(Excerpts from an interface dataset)
○ ○ ○ ○

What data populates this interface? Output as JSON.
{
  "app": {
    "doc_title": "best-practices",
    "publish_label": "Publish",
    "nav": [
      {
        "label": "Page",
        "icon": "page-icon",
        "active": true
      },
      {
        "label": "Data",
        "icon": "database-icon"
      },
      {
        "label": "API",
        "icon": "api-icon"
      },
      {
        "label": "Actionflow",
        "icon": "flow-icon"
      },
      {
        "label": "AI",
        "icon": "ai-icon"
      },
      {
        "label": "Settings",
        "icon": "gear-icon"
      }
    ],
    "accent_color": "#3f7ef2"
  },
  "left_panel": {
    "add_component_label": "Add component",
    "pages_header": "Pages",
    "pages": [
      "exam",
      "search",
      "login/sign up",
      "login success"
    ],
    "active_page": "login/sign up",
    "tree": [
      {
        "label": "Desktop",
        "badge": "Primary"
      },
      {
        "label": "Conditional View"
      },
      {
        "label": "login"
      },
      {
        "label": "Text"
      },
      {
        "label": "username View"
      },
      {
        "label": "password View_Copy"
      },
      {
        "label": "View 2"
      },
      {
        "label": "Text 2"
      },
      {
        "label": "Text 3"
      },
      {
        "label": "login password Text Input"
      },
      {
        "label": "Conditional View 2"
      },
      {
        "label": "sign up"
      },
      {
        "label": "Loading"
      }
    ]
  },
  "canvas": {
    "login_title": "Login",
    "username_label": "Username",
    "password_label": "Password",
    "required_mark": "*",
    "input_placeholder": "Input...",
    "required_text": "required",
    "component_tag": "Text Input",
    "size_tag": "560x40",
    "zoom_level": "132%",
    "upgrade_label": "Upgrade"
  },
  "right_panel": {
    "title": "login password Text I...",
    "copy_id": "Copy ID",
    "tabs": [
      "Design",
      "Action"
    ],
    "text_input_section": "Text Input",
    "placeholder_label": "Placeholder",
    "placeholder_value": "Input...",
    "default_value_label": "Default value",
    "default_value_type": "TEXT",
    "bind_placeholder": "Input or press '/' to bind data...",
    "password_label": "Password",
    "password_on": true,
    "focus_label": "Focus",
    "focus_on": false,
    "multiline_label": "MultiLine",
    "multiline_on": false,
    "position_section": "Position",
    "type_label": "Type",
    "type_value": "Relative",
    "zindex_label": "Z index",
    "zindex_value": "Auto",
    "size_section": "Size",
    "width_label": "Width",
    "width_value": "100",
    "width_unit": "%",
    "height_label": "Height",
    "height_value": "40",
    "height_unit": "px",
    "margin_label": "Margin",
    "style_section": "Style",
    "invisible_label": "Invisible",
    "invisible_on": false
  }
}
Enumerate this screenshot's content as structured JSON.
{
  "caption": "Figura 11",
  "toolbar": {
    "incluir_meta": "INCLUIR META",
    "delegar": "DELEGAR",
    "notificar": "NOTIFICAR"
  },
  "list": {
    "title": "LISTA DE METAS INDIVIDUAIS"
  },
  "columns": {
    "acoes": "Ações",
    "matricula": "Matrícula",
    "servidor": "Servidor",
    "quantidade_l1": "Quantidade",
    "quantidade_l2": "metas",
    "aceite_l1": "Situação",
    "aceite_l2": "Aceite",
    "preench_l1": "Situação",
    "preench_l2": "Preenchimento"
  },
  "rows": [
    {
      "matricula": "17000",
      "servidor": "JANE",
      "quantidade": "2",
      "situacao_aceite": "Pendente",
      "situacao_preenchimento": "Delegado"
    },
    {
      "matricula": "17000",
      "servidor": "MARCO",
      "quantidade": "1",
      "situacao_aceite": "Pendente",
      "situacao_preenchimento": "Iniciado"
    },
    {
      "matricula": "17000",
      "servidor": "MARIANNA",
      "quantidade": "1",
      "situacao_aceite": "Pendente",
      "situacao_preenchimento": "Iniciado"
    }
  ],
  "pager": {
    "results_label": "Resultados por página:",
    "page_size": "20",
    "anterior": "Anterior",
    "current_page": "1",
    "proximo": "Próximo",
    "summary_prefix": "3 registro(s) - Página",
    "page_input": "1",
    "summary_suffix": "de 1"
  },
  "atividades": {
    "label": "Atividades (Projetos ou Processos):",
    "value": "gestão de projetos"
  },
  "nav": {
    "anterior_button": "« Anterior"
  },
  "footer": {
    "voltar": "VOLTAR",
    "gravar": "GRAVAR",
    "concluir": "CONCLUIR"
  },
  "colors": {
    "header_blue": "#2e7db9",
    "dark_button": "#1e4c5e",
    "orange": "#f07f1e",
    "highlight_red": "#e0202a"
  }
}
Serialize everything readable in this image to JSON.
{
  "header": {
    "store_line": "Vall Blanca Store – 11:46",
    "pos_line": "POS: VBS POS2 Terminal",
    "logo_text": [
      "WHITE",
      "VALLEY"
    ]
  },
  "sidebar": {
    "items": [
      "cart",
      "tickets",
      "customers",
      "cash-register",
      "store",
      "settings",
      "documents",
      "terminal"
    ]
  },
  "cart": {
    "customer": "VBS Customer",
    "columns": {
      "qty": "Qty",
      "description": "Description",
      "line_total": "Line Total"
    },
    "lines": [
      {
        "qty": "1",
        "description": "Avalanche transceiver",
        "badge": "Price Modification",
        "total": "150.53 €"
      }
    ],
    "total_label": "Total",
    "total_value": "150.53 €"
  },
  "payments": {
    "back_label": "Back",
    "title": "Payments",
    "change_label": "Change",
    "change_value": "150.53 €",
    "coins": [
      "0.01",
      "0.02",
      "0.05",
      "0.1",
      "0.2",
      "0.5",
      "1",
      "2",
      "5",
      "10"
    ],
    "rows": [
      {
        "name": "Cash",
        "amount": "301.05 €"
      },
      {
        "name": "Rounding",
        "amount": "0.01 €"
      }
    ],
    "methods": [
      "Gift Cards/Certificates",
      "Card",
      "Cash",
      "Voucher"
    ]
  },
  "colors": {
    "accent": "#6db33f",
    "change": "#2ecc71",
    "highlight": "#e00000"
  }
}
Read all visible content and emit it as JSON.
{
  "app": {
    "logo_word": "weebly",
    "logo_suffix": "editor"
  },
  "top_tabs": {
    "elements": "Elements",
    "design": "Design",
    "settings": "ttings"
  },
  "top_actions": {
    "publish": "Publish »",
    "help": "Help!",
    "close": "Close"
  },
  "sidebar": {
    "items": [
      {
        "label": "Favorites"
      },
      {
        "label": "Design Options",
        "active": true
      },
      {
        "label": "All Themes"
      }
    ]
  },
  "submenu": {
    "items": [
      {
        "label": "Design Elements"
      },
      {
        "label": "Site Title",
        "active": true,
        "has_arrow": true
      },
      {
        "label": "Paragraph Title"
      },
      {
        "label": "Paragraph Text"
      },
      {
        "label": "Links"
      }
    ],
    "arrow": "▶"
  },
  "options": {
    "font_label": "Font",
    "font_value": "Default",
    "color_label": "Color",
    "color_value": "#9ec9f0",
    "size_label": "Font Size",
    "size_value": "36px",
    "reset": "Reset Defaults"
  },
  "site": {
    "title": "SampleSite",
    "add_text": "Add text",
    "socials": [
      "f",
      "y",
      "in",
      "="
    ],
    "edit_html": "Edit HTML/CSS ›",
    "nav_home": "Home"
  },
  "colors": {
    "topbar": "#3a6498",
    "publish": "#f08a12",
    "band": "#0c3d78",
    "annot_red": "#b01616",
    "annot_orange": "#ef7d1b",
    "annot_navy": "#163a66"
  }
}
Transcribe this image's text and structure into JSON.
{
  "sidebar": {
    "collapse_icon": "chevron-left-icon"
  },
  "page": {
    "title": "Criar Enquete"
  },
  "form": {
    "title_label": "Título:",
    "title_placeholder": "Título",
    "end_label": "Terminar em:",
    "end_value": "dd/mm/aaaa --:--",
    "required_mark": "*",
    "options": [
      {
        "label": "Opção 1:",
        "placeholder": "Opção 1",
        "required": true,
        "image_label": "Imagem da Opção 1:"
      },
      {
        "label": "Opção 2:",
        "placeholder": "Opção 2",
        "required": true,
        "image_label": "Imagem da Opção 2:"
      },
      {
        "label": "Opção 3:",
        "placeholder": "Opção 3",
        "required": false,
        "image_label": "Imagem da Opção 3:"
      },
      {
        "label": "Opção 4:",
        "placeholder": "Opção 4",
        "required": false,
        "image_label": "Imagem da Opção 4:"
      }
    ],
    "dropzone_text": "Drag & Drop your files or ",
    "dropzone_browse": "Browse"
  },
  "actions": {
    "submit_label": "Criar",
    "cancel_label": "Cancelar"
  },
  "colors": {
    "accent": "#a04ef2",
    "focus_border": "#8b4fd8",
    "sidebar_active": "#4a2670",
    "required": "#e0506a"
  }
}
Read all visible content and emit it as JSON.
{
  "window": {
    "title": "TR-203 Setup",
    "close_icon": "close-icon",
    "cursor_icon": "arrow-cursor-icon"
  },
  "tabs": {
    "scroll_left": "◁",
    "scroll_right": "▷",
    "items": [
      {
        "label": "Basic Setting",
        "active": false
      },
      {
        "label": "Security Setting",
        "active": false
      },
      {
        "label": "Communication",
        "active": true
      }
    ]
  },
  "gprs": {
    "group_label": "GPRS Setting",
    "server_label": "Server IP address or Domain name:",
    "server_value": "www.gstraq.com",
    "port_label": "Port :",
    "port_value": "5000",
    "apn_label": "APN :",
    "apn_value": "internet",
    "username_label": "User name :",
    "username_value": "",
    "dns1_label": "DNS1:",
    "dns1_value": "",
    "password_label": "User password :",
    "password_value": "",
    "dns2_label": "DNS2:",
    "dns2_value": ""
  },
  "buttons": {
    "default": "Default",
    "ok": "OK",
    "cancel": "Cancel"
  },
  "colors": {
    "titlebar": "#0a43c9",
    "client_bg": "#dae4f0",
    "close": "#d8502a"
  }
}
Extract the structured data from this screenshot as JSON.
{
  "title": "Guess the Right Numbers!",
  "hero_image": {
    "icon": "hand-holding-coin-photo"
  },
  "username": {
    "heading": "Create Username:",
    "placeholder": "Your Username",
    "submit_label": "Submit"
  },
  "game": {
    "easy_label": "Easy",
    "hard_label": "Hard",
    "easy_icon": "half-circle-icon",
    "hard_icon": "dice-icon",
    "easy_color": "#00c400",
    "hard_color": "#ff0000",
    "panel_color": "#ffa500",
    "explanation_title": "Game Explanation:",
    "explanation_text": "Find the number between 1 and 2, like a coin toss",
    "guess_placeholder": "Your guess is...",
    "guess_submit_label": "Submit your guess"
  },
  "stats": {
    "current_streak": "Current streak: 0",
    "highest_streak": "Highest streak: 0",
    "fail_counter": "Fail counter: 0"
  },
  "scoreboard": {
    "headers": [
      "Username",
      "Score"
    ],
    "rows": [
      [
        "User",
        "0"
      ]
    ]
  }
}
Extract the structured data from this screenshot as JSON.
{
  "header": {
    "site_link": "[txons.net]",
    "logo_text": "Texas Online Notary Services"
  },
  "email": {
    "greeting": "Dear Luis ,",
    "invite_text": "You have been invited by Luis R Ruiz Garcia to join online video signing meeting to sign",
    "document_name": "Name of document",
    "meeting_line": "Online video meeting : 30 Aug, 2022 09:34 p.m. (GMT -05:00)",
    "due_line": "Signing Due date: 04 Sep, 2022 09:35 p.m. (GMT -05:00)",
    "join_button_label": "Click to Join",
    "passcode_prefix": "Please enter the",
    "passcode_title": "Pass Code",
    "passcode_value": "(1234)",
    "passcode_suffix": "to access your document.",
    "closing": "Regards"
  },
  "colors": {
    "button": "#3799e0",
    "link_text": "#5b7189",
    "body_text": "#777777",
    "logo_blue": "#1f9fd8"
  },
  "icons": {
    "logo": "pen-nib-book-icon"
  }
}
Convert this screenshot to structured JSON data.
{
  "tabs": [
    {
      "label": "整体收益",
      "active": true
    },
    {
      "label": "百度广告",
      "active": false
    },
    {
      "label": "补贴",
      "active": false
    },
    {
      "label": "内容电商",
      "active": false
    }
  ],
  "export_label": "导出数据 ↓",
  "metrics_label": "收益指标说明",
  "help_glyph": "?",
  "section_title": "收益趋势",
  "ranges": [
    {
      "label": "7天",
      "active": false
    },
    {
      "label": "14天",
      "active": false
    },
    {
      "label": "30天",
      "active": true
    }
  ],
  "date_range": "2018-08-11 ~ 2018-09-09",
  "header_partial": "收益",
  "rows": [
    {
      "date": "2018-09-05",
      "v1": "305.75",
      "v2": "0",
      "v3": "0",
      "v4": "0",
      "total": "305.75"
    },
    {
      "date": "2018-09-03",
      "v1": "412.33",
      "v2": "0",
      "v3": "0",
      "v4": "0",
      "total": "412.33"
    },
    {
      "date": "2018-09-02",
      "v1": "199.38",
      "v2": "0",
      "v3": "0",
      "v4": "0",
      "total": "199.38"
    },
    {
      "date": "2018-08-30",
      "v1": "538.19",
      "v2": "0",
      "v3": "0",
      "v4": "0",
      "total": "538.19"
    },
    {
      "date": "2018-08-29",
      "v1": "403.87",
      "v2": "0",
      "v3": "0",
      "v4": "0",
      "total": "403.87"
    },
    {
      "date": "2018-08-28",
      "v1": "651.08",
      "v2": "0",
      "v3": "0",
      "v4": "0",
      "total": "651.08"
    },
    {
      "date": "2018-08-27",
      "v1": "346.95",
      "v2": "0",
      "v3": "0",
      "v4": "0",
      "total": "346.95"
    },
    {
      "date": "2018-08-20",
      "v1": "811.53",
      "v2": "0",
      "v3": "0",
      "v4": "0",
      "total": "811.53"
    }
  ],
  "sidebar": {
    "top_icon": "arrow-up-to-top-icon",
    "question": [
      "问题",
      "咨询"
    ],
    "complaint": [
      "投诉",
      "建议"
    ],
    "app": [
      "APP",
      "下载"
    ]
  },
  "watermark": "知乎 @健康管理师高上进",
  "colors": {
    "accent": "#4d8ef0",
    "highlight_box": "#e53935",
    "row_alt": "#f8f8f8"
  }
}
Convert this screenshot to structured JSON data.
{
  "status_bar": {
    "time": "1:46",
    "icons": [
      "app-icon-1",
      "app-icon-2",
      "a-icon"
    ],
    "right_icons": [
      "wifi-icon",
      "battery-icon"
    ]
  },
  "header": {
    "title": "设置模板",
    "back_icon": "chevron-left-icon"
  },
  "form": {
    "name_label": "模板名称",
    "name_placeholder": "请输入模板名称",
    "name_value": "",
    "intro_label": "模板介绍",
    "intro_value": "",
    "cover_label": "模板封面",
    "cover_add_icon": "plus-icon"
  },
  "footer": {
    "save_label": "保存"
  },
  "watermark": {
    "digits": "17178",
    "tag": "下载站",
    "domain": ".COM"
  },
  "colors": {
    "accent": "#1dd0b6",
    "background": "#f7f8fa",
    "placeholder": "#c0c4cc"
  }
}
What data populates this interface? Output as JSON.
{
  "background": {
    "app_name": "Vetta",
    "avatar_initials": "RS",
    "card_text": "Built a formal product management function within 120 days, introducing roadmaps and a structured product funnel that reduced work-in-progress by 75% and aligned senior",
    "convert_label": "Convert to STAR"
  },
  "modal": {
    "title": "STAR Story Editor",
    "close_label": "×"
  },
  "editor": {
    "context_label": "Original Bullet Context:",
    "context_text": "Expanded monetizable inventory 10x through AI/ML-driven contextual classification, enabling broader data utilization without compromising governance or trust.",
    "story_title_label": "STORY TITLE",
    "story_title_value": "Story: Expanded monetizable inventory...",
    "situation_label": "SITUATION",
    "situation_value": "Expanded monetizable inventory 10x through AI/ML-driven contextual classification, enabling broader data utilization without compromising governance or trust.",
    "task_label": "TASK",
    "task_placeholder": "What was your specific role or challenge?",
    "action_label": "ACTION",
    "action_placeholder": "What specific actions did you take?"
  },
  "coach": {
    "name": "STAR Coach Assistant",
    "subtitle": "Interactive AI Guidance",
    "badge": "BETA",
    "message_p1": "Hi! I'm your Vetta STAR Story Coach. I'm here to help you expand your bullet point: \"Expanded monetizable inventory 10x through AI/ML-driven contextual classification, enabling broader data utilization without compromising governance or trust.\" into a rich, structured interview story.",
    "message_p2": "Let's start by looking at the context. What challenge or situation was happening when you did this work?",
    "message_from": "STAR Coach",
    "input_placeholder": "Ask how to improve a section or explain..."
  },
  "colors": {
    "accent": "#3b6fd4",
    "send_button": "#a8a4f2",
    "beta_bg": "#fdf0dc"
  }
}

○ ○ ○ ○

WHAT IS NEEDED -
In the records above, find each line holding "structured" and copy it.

RESPONSE -
Enumerate this screenshot's content as structured JSON.
Extract the structured data from this screenshot as JSON.
Extract the structured data from this screenshot as JSON.
Convert this screenshot to structured JSON data.
Convert this screenshot to structured JSON data.
    "card_text": "Built a formal product management function within 120 days, introducing roadmaps and a structured product funnel that reduced work-in-progress by 75% and aligned senior",
    "message_p1": "Hi! I'm your Vetta STAR Story Coach. I'm here to help you expand your bullet point: \"Expanded monetizable inventory 10x through AI/ML-driven contextual classification, enabling broader data utilization without compromising governance or trust.\" into a rich, structured interview story.",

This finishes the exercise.